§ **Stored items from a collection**
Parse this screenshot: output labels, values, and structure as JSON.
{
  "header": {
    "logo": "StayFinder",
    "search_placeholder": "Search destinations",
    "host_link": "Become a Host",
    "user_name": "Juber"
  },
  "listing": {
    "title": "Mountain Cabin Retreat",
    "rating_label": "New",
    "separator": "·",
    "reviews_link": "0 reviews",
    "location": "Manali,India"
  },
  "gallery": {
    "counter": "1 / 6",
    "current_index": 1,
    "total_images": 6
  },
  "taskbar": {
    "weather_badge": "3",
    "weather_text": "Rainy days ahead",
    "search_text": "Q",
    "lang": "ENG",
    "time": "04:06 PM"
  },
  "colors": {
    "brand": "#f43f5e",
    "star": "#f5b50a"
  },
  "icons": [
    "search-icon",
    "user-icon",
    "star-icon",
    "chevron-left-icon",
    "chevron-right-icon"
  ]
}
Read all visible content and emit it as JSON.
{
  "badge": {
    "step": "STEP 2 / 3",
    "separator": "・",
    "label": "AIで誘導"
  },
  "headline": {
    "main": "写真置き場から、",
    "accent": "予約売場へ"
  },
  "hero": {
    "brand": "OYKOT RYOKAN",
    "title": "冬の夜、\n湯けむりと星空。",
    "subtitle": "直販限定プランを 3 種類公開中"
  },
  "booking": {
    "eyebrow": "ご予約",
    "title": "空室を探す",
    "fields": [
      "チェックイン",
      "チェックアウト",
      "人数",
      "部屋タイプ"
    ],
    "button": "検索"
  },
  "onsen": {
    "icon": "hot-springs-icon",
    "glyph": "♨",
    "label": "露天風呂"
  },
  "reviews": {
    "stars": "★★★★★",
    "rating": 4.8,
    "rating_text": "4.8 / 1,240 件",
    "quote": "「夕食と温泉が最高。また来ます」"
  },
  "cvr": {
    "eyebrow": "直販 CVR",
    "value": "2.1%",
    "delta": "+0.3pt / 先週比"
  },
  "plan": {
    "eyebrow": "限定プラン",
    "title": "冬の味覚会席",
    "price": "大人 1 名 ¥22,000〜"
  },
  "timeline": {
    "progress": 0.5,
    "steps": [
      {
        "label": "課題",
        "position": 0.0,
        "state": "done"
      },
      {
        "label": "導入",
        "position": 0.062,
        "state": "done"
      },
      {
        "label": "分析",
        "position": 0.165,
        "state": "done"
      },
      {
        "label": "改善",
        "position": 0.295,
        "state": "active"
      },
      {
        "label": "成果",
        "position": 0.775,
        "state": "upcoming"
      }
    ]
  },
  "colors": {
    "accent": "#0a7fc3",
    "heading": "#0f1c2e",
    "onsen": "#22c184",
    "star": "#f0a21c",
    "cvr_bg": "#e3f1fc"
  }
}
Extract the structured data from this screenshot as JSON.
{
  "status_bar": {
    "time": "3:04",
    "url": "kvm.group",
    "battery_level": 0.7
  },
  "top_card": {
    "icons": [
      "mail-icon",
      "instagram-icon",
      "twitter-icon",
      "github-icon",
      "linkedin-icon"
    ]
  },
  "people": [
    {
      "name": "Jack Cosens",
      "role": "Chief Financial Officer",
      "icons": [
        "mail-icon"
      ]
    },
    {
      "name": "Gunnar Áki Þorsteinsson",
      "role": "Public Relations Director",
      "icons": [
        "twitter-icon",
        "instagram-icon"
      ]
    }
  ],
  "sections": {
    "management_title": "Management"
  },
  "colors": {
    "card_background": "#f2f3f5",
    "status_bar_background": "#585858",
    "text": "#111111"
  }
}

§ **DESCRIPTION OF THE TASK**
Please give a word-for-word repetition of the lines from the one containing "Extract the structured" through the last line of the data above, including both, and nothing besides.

§ **RESULT**
Extract the structured data from this screenshot as JSON.
{
  "status_bar": {
    "time": "3:04",
    "url": "kvm.group",
    "battery_level": 0.7
  },
  "top_card": {
    "icons": [
      "mail-icon",
      "instagram-icon",
      "twitter-icon",
      "github-icon",
      "linkedin-icon"
    ]
  },
  "people": [
    {
      "name": "Jack Cosens",
      "role": "Chief Financial Officer",
      "icons": [
        "mail-icon"
      ]
    },
    {
      "name": "Gunnar Áki Þorsteinsson",
      "role": "Public Relations Director",
      "icons": [
        "twitter-icon",
        "instagram-icon"
      ]
    }
  ],
  "sections": {
    "management_title": "Management"
  },
  "colors": {
    "card_background": "#f2f3f5",
    "status_bar_background": "#585858",
    "text": "#111111"
  }
}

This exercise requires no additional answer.